This really is a personal matter for you and your appetite for moving to a new OS, as there are potential benefits and possible drawbacks to each action. There are many articles and reviews on line, which list the ‘pros’ and ‘cons’ of Windows 10. Just do a search for them if you want to know more, before deciding to take the plunge, or not.
Here are links to a couple of articles to get you started:
I was also asked what the support position was for Windows OS and can reply as follows.
Windows 7 went out of mainstream support in January last year and Windows 8 will join it in January 2018, though they will both continue to receive security patches and updates until they go out of extended support.

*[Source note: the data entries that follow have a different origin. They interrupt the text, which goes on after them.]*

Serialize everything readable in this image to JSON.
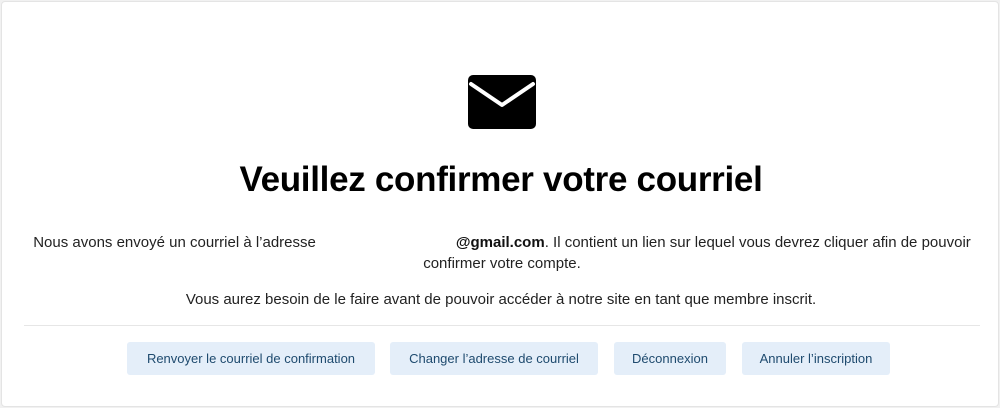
{
  "icon": {
    "name": "envelope-icon",
    "color": "#000000"
  },
  "title": "Veuillez confirmer votre courriel",
  "message": {
    "before_email": "Nous avons envoyé un courriel à l’adresse",
    "email_domain": "@gmail.com",
    "after_email": ". Il contient un lien sur lequel vous devrez cliquer afin de pouvoir confirmer votre compte."
  },
  "note": "Vous aurez besoin de le faire avant de pouvoir accéder à notre site en tant que membre inscrit.",
  "buttons": {
    "resend": "Renvoyer le courriel de confirmation",
    "change_email": "Changer l’adresse de courriel",
    "logout": "Déconnexion",
    "cancel": "Annuler l’inscription"
  },
  "colors": {
    "button_bg": "#e4eef9",
    "button_text": "#1e4a6e"
  }
}
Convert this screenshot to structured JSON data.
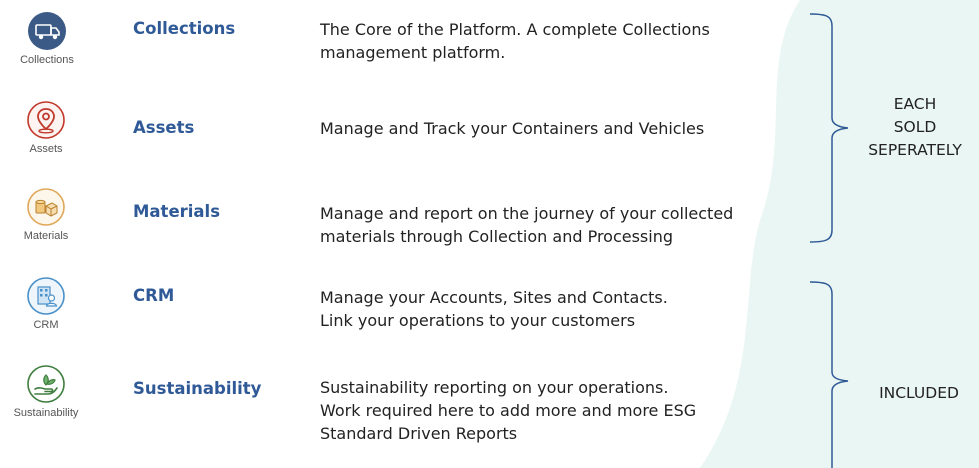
{
  "colors": {
    "module_title": "#2f5a97",
    "description_text": "#222222",
    "caption_text": "#555555",
    "background_shape": "#eaf6f3",
    "brace_line": "#2f5a97",
    "collections_icon": "#3b5a86",
    "assets_icon": "#c0392b",
    "materials_icon": "#e0a85a",
    "crm_icon": "#4a90c8",
    "sustainability_icon": "#3e7d3e"
  },
  "modules": [
    {
      "icon": "truck-icon",
      "caption": "Collections",
      "name": "Collections",
      "description": [
        "The Core of the Platform. A complete Collections",
        "management platform."
      ]
    },
    {
      "icon": "location-pin-icon",
      "caption": "Assets",
      "name": "Assets",
      "description": [
        "Manage and Track your Containers and Vehicles"
      ]
    },
    {
      "icon": "boxes-icon",
      "caption": "Materials",
      "name": "Materials",
      "description": [
        "Manage and report on the journey of your collected",
        "materials through Collection and Processing"
      ]
    },
    {
      "icon": "building-person-icon",
      "caption": "CRM",
      "name": "CRM",
      "description": [
        "Manage your Accounts, Sites and Contacts.",
        "Link your operations to your customers"
      ]
    },
    {
      "icon": "hand-leaf-icon",
      "caption": "Sustainability",
      "name": "Sustainability",
      "description": [
        "Sustainability reporting on your operations.",
        "Work required here to add more and more ESG",
        "Standard Driven Reports"
      ]
    }
  ],
  "groups": [
    {
      "label": [
        "EACH",
        "SOLD",
        "SEPERATELY"
      ]
    },
    {
      "label": [
        "INCLUDED"
      ]
    }
  ]
}
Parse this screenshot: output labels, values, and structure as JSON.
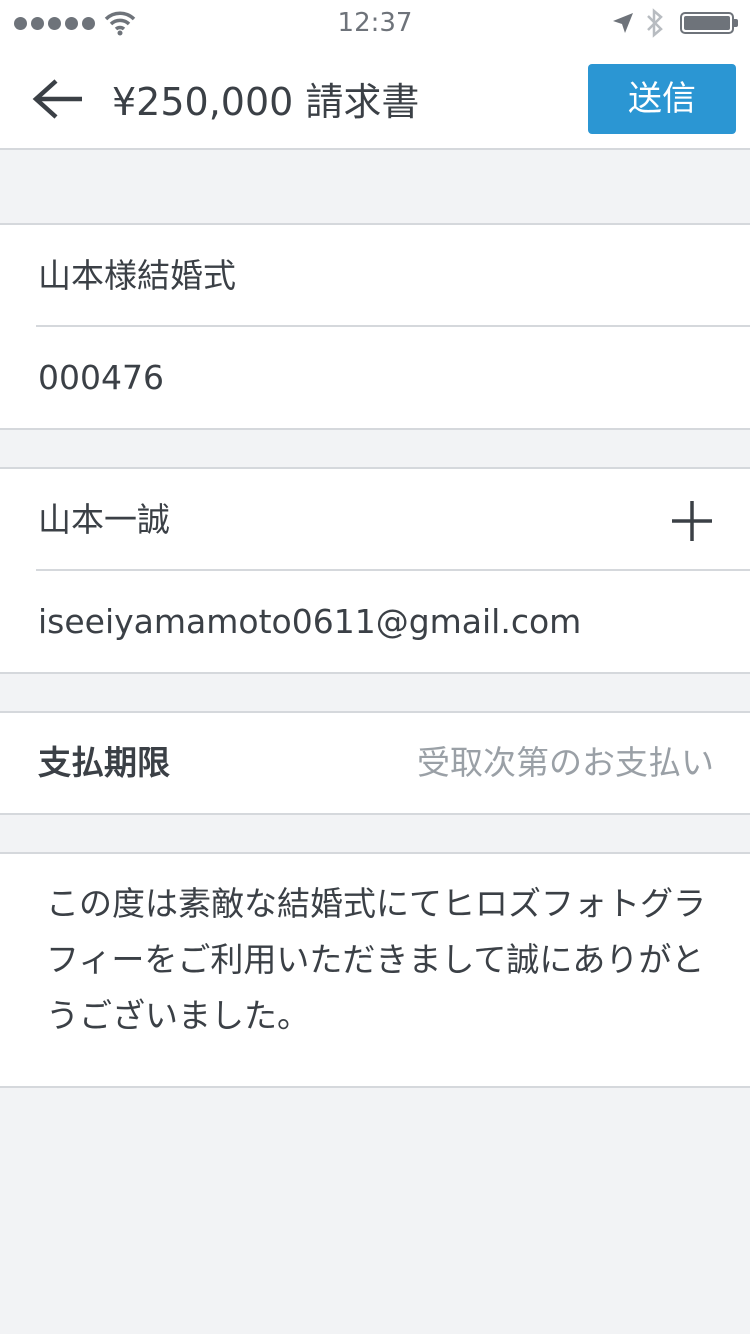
{
  "status_bar": {
    "time": "12:37",
    "icons": [
      "signal-dots",
      "wifi-icon",
      "location-icon",
      "bluetooth-icon",
      "battery-icon"
    ]
  },
  "nav": {
    "title": "¥250,000 請求書",
    "send_label": "送信",
    "accent_color": "#2b96d3"
  },
  "invoice": {
    "title": "山本様結婚式",
    "number": "000476"
  },
  "customer": {
    "name": "山本一誠",
    "email": "iseeiyamamoto0611@gmail.com"
  },
  "due": {
    "label": "支払期限",
    "value": "受取次第のお支払い"
  },
  "message": "この度は素敵な結婚式にてヒロズフォトグラフィーをご利用いただきまして誠にありがとうございました。"
}
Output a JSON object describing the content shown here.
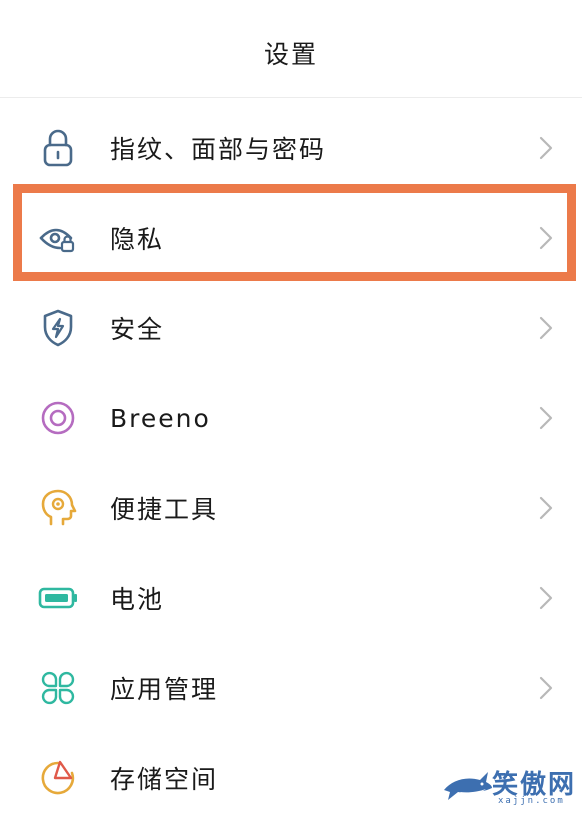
{
  "header": {
    "title": "设置"
  },
  "items": [
    {
      "label": "指纹、面部与密码",
      "icon": "lock-icon",
      "color": "#4a6a8a"
    },
    {
      "label": "隐私",
      "icon": "eye-lock-icon",
      "color": "#4a6a8a"
    },
    {
      "label": "安全",
      "icon": "shield-bolt-icon",
      "color": "#4a6a8a"
    },
    {
      "label": "Breeno",
      "icon": "breeno-icon",
      "color": "#b56cc0"
    },
    {
      "label": "便捷工具",
      "icon": "head-gear-icon",
      "color": "#e6a93a"
    },
    {
      "label": "电池",
      "icon": "battery-icon",
      "color": "#2fb8a0"
    },
    {
      "label": "应用管理",
      "icon": "apps-grid-icon",
      "color": "#2fb8a0"
    },
    {
      "label": "存储空间",
      "icon": "pie-chart-icon",
      "color": "#e6a93a"
    }
  ],
  "highlight_color": "#ec7a4a",
  "watermark": {
    "text": "笑傲网",
    "url": "xajjn.com"
  }
}
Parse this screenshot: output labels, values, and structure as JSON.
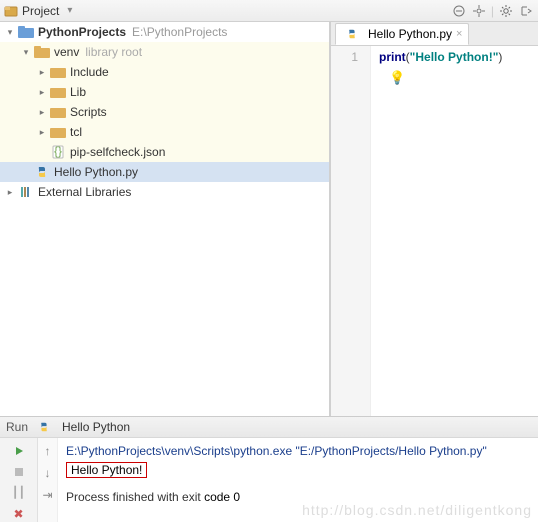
{
  "topbar": {
    "title": "Project"
  },
  "tree": {
    "project": {
      "name": "PythonProjects",
      "path": "E:\\PythonProjects"
    },
    "venv": {
      "name": "venv",
      "hint": "library root"
    },
    "folders": [
      "Include",
      "Lib",
      "Scripts",
      "tcl"
    ],
    "selfcheck": "pip-selfcheck.json",
    "hello_py": "Hello Python.py",
    "ext_lib": "External Libraries"
  },
  "editor": {
    "tab": "Hello Python.py",
    "line_no": "1",
    "code_fn": "print",
    "code_str": "\"Hello Python!\""
  },
  "run": {
    "title": "Hello Python",
    "cmd": "E:\\PythonProjects\\venv\\Scripts\\python.exe \"E:/PythonProjects/Hello Python.py\"",
    "output": "Hello Python!",
    "exit_prefix": "Process finished with exit ",
    "exit_code_label": "code 0"
  },
  "watermark": "http://blog.csdn.net/diligentkong"
}
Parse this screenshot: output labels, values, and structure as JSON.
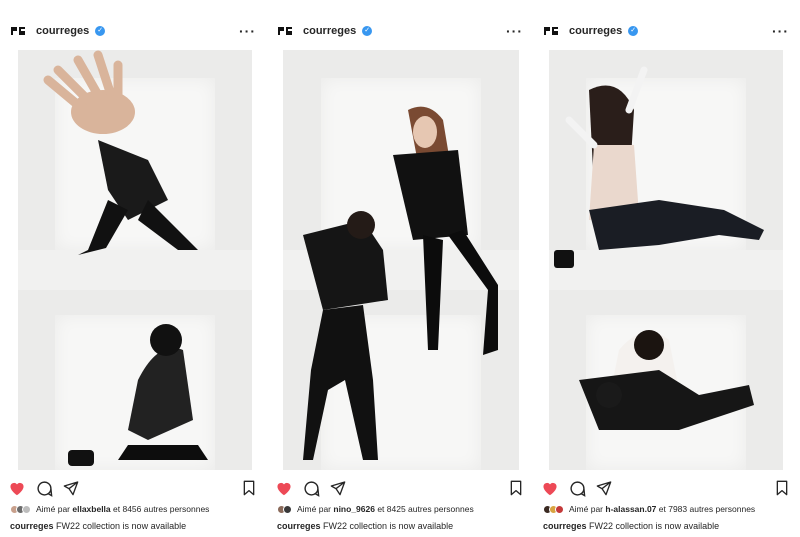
{
  "posts": [
    {
      "username": "courreges",
      "liked_by_prefix": "Aimé par ",
      "liked_by_user": "ellaxbella",
      "liked_by_suffix": " et 8456 autres personnes",
      "caption_user": "courreges",
      "caption_text": " FW22 collection is now available",
      "liked": true
    },
    {
      "username": "courreges",
      "liked_by_prefix": "Aimé par ",
      "liked_by_user": "nino_9626",
      "liked_by_suffix": " et 8425 autres personnes",
      "caption_user": "courreges",
      "caption_text": " FW22 collection is now available",
      "liked": true
    },
    {
      "username": "courreges",
      "liked_by_prefix": "Aimé par ",
      "liked_by_user": "h-alassan.07",
      "liked_by_suffix": " et 7983 autres personnes",
      "caption_user": "courreges",
      "caption_text": " FW22 collection is now available",
      "liked": true
    }
  ],
  "icons": {
    "verified": "verified-badge-icon",
    "more": "more-options-icon",
    "like": "heart-icon",
    "comment": "comment-icon",
    "share": "send-icon",
    "save": "bookmark-icon"
  },
  "colors": {
    "like": "#ed4956",
    "verified": "#3897f0",
    "text": "#262626"
  }
}
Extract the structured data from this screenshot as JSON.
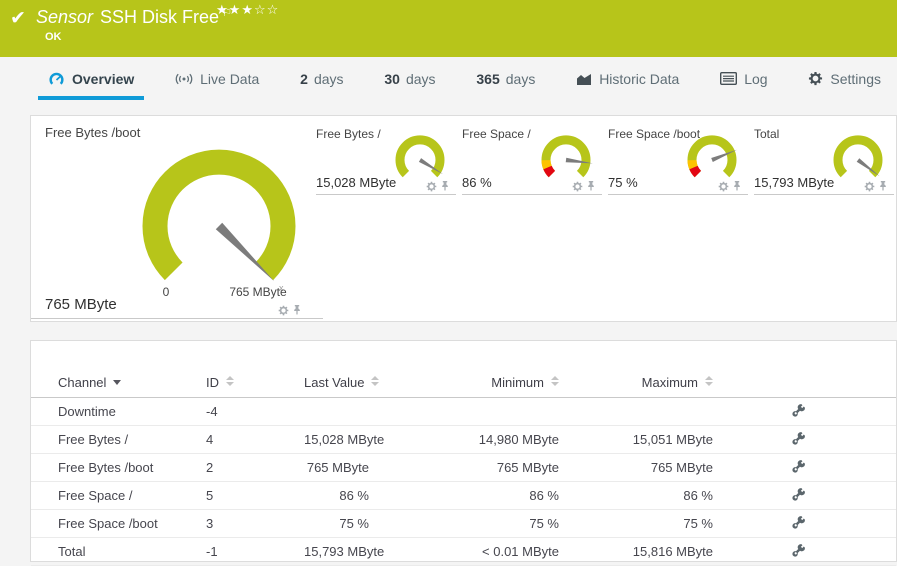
{
  "colors": {
    "green": "#b7c51a",
    "blue": "#0f9bd8",
    "red": "#e30613",
    "yellow": "#fdc300",
    "needle": "#7c7c7c"
  },
  "header": {
    "kind_label": "Sensor",
    "title": "SSH Disk Free",
    "status": "OK",
    "stars_filled": 3,
    "stars_total": 5
  },
  "tabs": [
    {
      "label": "Overview",
      "icon": "gauge-icon",
      "active": true
    },
    {
      "label": "Live Data",
      "icon": "broadcast-icon",
      "active": false
    },
    {
      "prefix": "2",
      "label": "days",
      "active": false
    },
    {
      "prefix": "30",
      "label": "days",
      "active": false
    },
    {
      "prefix": "365",
      "label": "days",
      "active": false
    },
    {
      "label": "Historic Data",
      "icon": "chart-icon",
      "active": false
    },
    {
      "label": "Log",
      "icon": "log-icon",
      "active": false
    },
    {
      "label": "Settings",
      "icon": "gear-icon",
      "active": false
    }
  ],
  "chart_data": {
    "type": "gauge-group",
    "primary": {
      "title": "Free Bytes /boot",
      "value": "765 MByte",
      "scale_min_label": "0",
      "scale_max_label": "765 MByte",
      "fraction": 1.0,
      "tip_marker": "x",
      "segments": []
    },
    "small": [
      {
        "title": "Free Bytes /",
        "value": "15,028 MByte",
        "fraction": 0.95,
        "segments": []
      },
      {
        "title": "Free Space /",
        "value": "86 %",
        "fraction": 0.86,
        "segments": [
          {
            "from": 0,
            "to": 0.085,
            "color": "#e30613"
          },
          {
            "from": 0.085,
            "to": 0.165,
            "color": "#fdc300"
          }
        ]
      },
      {
        "title": "Free Space /boot",
        "value": "75 %",
        "fraction": 0.75,
        "segments": [
          {
            "from": 0,
            "to": 0.085,
            "color": "#e30613"
          },
          {
            "from": 0.085,
            "to": 0.165,
            "color": "#fdc300"
          }
        ]
      },
      {
        "title": "Total",
        "value": "15,793 MByte",
        "fraction": 0.97,
        "segments": []
      }
    ]
  },
  "table": {
    "columns": [
      "Channel",
      "ID",
      "Last Value",
      "Minimum",
      "Maximum"
    ],
    "sorted_column": "Channel",
    "rows": [
      {
        "channel": "Downtime",
        "id": "-4",
        "last": "",
        "min": "",
        "max": ""
      },
      {
        "channel": "Free Bytes /",
        "id": "4",
        "last": "15,028 MByte",
        "min": "14,980 MByte",
        "max": "15,051 MByte"
      },
      {
        "channel": "Free Bytes /boot",
        "id": "2",
        "last": "765 MByte",
        "min": "765 MByte",
        "max": "765 MByte"
      },
      {
        "channel": "Free Space /",
        "id": "5",
        "last": "86 %",
        "min": "86 %",
        "max": "86 %"
      },
      {
        "channel": "Free Space /boot",
        "id": "3",
        "last": "75 %",
        "min": "75 %",
        "max": "75 %"
      },
      {
        "channel": "Total",
        "id": "-1",
        "last": "15,793 MByte",
        "min": "< 0.01 MByte",
        "max": "15,816 MByte"
      }
    ]
  }
}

Microsoft will be withdrawing extended support for Windows 7 in January 2020 and Windows 8 in January 2023, which may seem a long way off, but there is talk that this may happen earlier than that and this may be a reason why you would want to upgrade to Windows 10.
If you are still unsure as to whether to upgrade or not, but don’t want to make a decision before the July deadline; then you can download and install Windows 10 on your device, then you can ‘roll back’ to your previous OS, Windows 7 or 8. Make sure you take a backup of your files first. You shouldn’t lose any files during the changes, but better to be safe than sorry. This will register you as being a Windows 10 user, so ‘beating’ the deadline and you can go back to Windows 10 when and if the fancy takes you, at a later date.
Graeme Wolfe, Information and IT Security Officer 13/05/2016